- **Requirement**
Work through the entries below and show every line in which "children" is found.

Collected data:
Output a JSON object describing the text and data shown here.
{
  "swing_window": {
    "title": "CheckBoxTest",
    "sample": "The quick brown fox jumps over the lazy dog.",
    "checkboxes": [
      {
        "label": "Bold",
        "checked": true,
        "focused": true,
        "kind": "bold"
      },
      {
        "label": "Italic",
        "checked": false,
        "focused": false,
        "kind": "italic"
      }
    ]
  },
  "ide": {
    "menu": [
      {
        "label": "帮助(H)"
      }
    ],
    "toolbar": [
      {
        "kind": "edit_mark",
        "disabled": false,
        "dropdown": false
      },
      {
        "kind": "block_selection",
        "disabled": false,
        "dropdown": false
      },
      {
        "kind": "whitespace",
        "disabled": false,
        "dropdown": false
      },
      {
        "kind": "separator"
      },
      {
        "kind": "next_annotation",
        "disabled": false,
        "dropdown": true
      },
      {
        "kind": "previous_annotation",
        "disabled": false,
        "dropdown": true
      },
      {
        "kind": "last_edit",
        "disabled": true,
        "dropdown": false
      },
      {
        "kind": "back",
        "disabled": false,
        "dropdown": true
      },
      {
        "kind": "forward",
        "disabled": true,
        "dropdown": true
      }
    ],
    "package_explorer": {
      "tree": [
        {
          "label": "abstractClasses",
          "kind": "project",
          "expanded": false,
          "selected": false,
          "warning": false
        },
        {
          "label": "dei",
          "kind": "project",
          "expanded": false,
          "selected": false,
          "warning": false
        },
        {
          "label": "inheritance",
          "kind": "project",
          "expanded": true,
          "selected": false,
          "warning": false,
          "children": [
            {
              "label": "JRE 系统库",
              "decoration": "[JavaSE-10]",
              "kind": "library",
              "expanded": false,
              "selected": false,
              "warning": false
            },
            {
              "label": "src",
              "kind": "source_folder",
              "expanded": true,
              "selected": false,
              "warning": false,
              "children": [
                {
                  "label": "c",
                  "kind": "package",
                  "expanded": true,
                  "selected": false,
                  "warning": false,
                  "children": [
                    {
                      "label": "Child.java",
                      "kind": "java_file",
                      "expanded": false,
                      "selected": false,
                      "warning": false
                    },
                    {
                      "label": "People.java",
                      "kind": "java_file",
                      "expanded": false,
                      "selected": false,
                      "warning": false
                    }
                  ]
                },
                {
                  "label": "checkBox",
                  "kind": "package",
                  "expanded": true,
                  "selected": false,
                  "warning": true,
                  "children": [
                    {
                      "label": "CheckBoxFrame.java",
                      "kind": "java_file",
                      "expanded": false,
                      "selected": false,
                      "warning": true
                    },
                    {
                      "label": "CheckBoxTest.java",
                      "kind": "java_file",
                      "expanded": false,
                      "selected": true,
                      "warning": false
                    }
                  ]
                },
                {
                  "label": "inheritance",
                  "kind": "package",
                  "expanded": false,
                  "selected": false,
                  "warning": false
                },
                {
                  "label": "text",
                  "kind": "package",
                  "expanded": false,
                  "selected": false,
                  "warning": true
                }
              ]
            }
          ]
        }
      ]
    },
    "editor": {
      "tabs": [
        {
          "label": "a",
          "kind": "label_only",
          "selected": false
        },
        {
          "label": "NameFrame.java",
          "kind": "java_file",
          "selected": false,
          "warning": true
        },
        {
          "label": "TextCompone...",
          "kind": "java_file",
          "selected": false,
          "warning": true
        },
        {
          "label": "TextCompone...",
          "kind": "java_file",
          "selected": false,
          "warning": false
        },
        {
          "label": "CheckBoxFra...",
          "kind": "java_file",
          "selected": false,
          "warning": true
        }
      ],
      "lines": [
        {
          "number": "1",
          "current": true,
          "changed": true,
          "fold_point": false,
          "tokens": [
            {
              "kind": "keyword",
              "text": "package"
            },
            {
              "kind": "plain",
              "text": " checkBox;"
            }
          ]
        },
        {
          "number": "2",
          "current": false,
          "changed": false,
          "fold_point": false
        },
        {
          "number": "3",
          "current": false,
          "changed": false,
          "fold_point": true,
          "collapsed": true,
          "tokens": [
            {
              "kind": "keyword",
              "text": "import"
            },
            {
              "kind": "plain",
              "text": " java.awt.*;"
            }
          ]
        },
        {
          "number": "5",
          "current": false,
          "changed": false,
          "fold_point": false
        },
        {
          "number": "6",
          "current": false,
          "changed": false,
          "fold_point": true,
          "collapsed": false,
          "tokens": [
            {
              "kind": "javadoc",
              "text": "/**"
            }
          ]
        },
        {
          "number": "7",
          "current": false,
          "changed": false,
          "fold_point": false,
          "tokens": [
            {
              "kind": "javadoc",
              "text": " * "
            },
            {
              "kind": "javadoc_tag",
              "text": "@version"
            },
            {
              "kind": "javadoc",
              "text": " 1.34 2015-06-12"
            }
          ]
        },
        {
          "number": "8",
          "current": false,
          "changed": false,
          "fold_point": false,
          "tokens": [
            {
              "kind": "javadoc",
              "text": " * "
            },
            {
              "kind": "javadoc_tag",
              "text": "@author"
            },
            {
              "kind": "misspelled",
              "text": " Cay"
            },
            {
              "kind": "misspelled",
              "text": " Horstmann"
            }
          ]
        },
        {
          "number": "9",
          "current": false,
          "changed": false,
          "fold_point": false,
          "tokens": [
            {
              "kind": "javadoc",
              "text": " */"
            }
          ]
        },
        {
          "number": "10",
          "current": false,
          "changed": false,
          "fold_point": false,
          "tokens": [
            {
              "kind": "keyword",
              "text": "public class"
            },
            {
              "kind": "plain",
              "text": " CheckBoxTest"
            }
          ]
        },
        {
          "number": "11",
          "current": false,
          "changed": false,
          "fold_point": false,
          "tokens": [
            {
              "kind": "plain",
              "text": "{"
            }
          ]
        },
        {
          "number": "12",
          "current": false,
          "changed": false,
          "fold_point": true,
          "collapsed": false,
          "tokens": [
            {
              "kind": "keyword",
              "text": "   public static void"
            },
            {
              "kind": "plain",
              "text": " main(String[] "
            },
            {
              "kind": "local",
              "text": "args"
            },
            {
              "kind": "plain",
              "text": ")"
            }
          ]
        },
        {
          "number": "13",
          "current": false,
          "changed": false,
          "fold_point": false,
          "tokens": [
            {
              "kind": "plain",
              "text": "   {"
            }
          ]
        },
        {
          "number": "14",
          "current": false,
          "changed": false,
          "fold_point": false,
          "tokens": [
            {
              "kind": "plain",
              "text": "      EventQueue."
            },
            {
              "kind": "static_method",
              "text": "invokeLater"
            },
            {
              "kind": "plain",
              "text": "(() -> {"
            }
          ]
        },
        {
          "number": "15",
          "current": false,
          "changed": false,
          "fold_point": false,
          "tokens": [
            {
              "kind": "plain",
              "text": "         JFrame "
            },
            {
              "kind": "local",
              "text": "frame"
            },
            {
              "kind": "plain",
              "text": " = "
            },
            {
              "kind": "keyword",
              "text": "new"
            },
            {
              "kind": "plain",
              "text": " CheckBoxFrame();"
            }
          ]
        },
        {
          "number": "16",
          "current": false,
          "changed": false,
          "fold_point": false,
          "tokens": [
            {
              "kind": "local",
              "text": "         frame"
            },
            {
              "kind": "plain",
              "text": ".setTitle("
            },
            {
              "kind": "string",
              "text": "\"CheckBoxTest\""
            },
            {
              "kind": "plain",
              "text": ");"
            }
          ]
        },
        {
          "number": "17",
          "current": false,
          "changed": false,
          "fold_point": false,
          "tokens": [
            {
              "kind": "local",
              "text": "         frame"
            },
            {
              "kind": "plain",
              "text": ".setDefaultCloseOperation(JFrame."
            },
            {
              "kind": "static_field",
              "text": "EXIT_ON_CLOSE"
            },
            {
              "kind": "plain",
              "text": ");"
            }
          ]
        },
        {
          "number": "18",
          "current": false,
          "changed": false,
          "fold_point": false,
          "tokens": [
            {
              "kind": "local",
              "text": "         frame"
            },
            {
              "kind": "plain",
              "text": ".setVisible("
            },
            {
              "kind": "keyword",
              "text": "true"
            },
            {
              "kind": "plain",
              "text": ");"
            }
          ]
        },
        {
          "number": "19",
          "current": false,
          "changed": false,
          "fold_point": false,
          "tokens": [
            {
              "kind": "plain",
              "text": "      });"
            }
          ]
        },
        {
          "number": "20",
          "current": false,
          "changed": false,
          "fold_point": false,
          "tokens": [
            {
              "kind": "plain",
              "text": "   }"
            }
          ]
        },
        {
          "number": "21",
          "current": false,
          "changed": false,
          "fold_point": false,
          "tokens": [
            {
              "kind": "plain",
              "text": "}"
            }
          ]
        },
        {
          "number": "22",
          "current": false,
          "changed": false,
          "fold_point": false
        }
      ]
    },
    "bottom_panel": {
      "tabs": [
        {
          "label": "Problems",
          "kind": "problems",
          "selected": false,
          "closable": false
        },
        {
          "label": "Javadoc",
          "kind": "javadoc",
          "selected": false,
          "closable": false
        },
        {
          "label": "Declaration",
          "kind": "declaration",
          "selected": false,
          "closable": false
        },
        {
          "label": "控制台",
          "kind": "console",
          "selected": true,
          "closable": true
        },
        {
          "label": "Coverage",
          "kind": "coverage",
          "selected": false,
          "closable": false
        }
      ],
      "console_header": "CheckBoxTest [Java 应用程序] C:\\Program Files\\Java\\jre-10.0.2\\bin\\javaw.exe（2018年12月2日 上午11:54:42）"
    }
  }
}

- **Solution below**
          "children": [
              "children": [
                  "children": [
                  "children": [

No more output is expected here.